> [What is needed]
Identify each line below that contains the word "Favorites", and copy it out.

> [Dataset records]

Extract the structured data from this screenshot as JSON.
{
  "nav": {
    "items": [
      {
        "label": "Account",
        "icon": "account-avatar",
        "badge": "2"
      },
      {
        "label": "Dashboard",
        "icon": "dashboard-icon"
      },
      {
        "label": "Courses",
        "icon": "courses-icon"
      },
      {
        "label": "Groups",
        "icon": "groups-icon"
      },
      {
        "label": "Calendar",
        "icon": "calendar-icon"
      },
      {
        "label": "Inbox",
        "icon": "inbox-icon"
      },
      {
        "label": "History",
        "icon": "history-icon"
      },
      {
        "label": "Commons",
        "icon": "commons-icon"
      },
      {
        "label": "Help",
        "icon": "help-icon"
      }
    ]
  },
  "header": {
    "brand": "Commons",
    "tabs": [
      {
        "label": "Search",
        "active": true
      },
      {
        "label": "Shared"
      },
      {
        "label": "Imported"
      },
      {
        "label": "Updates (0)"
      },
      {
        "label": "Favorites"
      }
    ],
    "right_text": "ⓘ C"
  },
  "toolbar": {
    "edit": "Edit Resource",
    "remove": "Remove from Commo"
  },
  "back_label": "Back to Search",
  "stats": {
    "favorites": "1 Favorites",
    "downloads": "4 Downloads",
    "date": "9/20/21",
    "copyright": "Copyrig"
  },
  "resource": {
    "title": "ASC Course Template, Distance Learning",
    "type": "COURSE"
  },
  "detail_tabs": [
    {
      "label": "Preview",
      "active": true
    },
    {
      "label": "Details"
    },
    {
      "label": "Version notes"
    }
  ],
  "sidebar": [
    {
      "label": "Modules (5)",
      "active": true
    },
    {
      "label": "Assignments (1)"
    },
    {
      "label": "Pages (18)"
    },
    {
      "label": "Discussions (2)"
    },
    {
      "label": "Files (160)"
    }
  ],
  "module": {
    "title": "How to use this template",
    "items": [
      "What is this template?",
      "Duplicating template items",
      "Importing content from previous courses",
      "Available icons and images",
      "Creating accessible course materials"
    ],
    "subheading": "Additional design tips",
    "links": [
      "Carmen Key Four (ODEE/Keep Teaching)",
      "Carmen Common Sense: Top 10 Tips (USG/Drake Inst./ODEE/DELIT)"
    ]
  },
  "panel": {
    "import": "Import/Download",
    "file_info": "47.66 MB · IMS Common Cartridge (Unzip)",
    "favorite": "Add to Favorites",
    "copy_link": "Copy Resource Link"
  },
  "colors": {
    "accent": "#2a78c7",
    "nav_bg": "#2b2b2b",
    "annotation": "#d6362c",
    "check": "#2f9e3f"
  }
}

> [Worked solution]
        "label": "Favorites"
    "favorites": "1 Favorites",
    "favorite": "Add to Favorites",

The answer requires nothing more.